By Alasana Leigh
People of Nyofellleh lament the lack of clean potable water, speaking to this medium at least four residents of the village including the Alkalo and two Health Workers raised concerns for the government to invest in clean drinking water.
Speaking to Alkalo Dembo Barrow over the weekend of 3rd September 2023, he told our reporter “that some waters are clean while others are not”. Lamenting that others will go for two days without fetching water from their well because it’s not fit for drinking. Alkalo Barrow noted that there are taps within his village but they are very few which leads to water scarcity. He added that there are people in his village without wells or taps who are left with no option but to access water from other compounds. Alkalo Barrow called on the Government, NGOs and individuals to help his village with improved access to potable water.
Speaking to one Seedy Baldeh of Nyofelleh he revealed that “we don’t have taps here, the taps don’t reach our area. We drink from the well and if you draw water from the well you can see particles in the water. You will see things moving inside the water”. Highlighting the health challenges they face, Mr Baldeh said “a lot of stomach pains affecting people in the village are caused by the water. Some people claim that the food we are eating is causing stomach pains but I believe it’s the water we are drinking. The wells are not covered so all kinds of things get into the wells”.

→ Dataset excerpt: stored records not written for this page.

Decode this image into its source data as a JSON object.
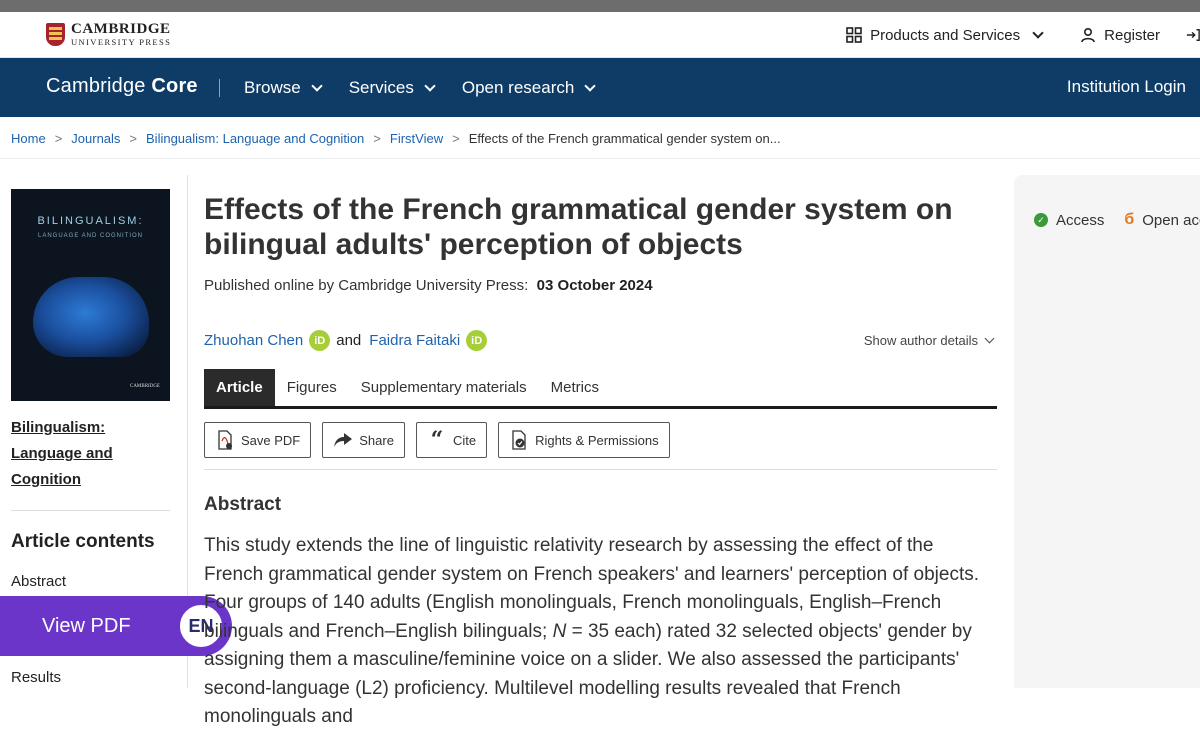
{
  "topbar": {
    "logo": {
      "line1": "CAMBRIDGE",
      "line2": "UNIVERSITY PRESS"
    },
    "products_label": "Products and Services",
    "register_label": "Register"
  },
  "navbar": {
    "brand_light": "Cambridge",
    "brand_bold": "Core",
    "items": [
      {
        "label": "Browse"
      },
      {
        "label": "Services"
      },
      {
        "label": "Open research"
      }
    ],
    "institution_login": "Institution Login"
  },
  "breadcrumb": {
    "items": [
      "Home",
      "Journals",
      "Bilingualism: Language and Cognition",
      "FirstView"
    ],
    "current": "Effects of the French grammatical gender system on..."
  },
  "sidebar": {
    "cover": {
      "title": "BILINGUALISM:",
      "subtitle": "LANGUAGE AND COGNITION",
      "publisher": "CAMBRIDGE"
    },
    "journal_link": "Bilingualism: Language and Cognition",
    "contents_title": "Article contents",
    "contents_items": [
      "Abstract",
      "Results"
    ],
    "view_pdf_label": "View PDF",
    "language_badge": "EN"
  },
  "article": {
    "title": "Effects of the French grammatical gender system on bilingual adults' perception of objects",
    "published_prefix": "Published online by Cambridge University Press:",
    "published_date": "03 October 2024",
    "authors": [
      {
        "name": "Zhuohan Chen",
        "orcid_label": "iD"
      },
      {
        "name": "Faidra Faitaki",
        "orcid_label": "iD"
      }
    ],
    "author_connector": "and",
    "show_author_details": "Show author details",
    "tabs": [
      {
        "label": "Article",
        "active": true
      },
      {
        "label": "Figures"
      },
      {
        "label": "Supplementary materials"
      },
      {
        "label": "Metrics"
      }
    ],
    "tools": [
      {
        "label": "Save PDF",
        "icon": "pdf-icon"
      },
      {
        "label": "Share",
        "icon": "share-icon"
      },
      {
        "label": "Cite",
        "icon": "quote-icon"
      },
      {
        "label": "Rights & Permissions",
        "icon": "permissions-icon"
      }
    ],
    "abstract_heading": "Abstract",
    "abstract_text_1": "This study extends the line of linguistic relativity research by assessing the effect of the French grammatical gender system on French speakers' and learners' perception of objects. Four groups of 140 adults (English monolinguals, French monolinguals, English–French bilinguals and French–English bilinguals; ",
    "abstract_N": "N",
    "abstract_text_2": " = 35 each) rated 32 selected objects' gender by assigning them a masculine/feminine voice on a slider. We also assessed the participants' second-language (L2) proficiency. Multilevel modelling results revealed that French monolinguals and"
  },
  "rightpanel": {
    "access_label": "Access",
    "open_access_label": "Open access"
  },
  "colors": {
    "navbar": "#0e3c66",
    "link": "#1d63ae",
    "view_pdf": "#6b35c9",
    "orcid": "#a6ce39"
  }
}
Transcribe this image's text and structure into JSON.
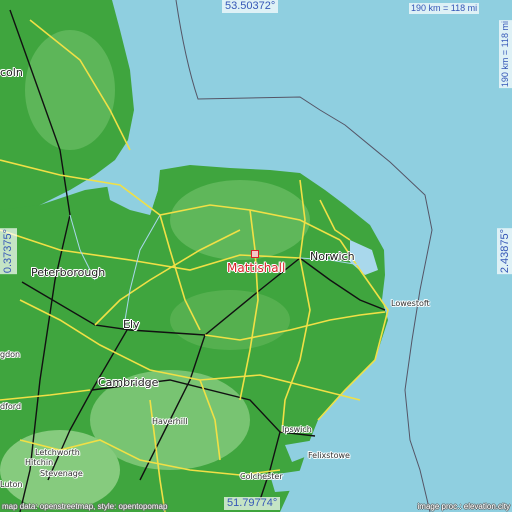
{
  "map": {
    "colors": {
      "sea": "#8fcfe0",
      "land": "#3fa53e",
      "land_light": "#78c472",
      "roads": "#f0e046",
      "rivers": "#a9d8ec"
    },
    "coords": {
      "top": "53.50372°",
      "bottom": "51.79774°",
      "left": "0.37375°",
      "right": "2.43875°"
    },
    "scale": {
      "horizontal": "190 km = 118 mi",
      "vertical": "190 km = 118 mi"
    },
    "focus": {
      "name": "Mattishall"
    },
    "places": {
      "lincoln": "coln",
      "norwich": "Norwich",
      "peterborough": "Peterborough",
      "ely": "Ely",
      "cambridge": "Cambridge",
      "lowestoft": "Lowestoft",
      "haverhill": "Haverhill",
      "ipswich": "Ipswich",
      "felixstowe": "Felixstowe",
      "colchester": "Colchester",
      "letchworth": "Letchworth",
      "hitchin": "Hitchin",
      "stevenage": "Stevenage",
      "luton": "Luton",
      "bedford": "dford",
      "hunts": "gdon"
    },
    "attribution": {
      "left": "map data: openstreetmap, style: opentopomap",
      "right": "image proc.: elevation.city"
    }
  }
}
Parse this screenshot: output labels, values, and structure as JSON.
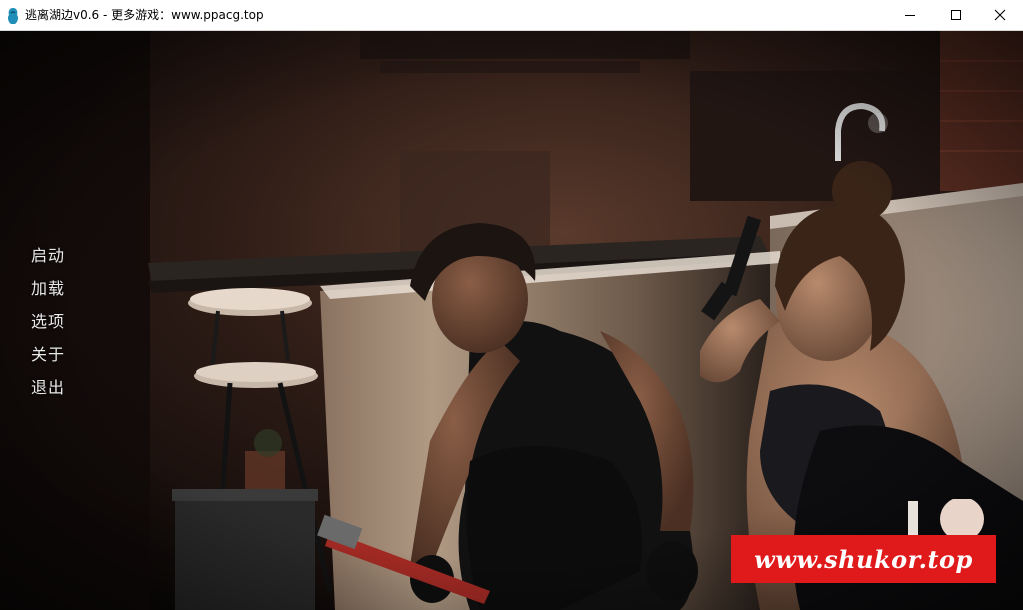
{
  "window": {
    "title": "逃离湖边v0.6 - 更多游戏：www.ppacg.top",
    "icon": "game-app-icon",
    "buttons": {
      "minimize_icon": "minimize-icon",
      "maximize_icon": "maximize-icon",
      "close_icon": "close-icon"
    }
  },
  "main_menu": {
    "items": [
      {
        "label": "启动"
      },
      {
        "label": "加载"
      },
      {
        "label": "选项"
      },
      {
        "label": "关于"
      },
      {
        "label": "退出"
      }
    ]
  },
  "watermark": {
    "text": "www.shukor.top",
    "color": "#e0191b"
  },
  "colors": {
    "menu_text": "#e9e9e9",
    "titlebar_bg": "#ffffff",
    "scene_dark": "#1b1110"
  }
}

Asked what message he had for the authorities, Mr Baldeh an elderly man of the village said “water is power and we are calling on the government to help the entire village and the whole of Kombo South to ensure we have access to potable drinking water”.
According to the UNICEF Website, “in The Gambia, 61.8 per cent of the population has access to improved sanitation, with 1 per cent still practising open defecation, and only 30.9 per cent of the population practising hand washing with soap or other detergents”. Most importantly, “only 34 per cent (one third) of households are using safely managed drinking water services”. The UNICEF Website reveals that “the proportion of household members with a hand washing facility where water and soap or detergent are present remains low at 31 per cent compared to 30.3 per cent in 2010 which requires intensified efforts (MICS 2010, 2018)”.
Turning our attention to the welfare of the only Clinic in Nyofelleh, our reporter spoke to a Senior Nurse named Sarjo Sambou who revealed that the challenges that they face in accessing clean water is affecting their ability to provide quality health care. “Water is essential, no human being can go without water. In fact, access to water in Nyofelleh is a problem. At the centre of Nyofelleh water is accessible, however, other areas do not have the same access to water,” said Nurse Sambou. He noted that an extension of water pipes is needed to improve the access to water to other people outside the centre. Nurse Sambou explained that “people have been reporting to the clinic with water-borne diseases, however, this has reduced drastically”.
Speaking about the type of diseases they record now Nurse Sambou said that they only register Diahhorea cases and are no longer recording Cholera cases. Back in the 90s, they used to record such diseases but this is no longer the case. There has been an increase in sensitisation of the public on how to treat their water which is having a positive impact on the reduced number of cases of waterborne diseases.
Turning his attention to how the lack of water is impacting their Clinic, Nurse Sambou revealed that they have a borehole and the pipe is leaking. He explained that at the moment of conducting the interview, they had no access to water in the clinic. He noted that they reported the situation but nothing has been done to rectify it and that even if they fill up the tank with water, all of the water leaks out from the pipe within ten minutes, however, people are staying at the clinic without water.
Urging the government to act, Nurse Sambou Today said he wants the Authorities to know “that the Community and other donors constructed the Clinic. Now this Clinic is in the hands of the Community and even receiving our salary is a challenge and the supply of adequate medicines is a problem”. Sarjo Sambou says he has been a certified Nurse since 1982.
Our reporter spoke to another intern Nurse at Nyofelleh Clinic named Mariatou Jawo who shared her experience at the Clinic. According to Nurse Jawo, “I’m staying in the Clinic but sometimes we don’t have water for two days and I’m staying in the clinic”. Speaking about how they cope Nurse Jawo explained that they “fetch water from outside which is usually not clean and you can see particles inside the water. Before you protect somebody, you must protect yourself”. She noted that the lack of water is affecting their ability to drink water, cook and take shower. She called on the Government to assist them to access clean water.
Senior Nurse Sarjo Sambou revealed a number of issues affecting the clinic such as the lack of medicines, an ambulance in poor condition and a Midwife who is unavailable during weekends and others. Our future publication will dwell more on these challenges.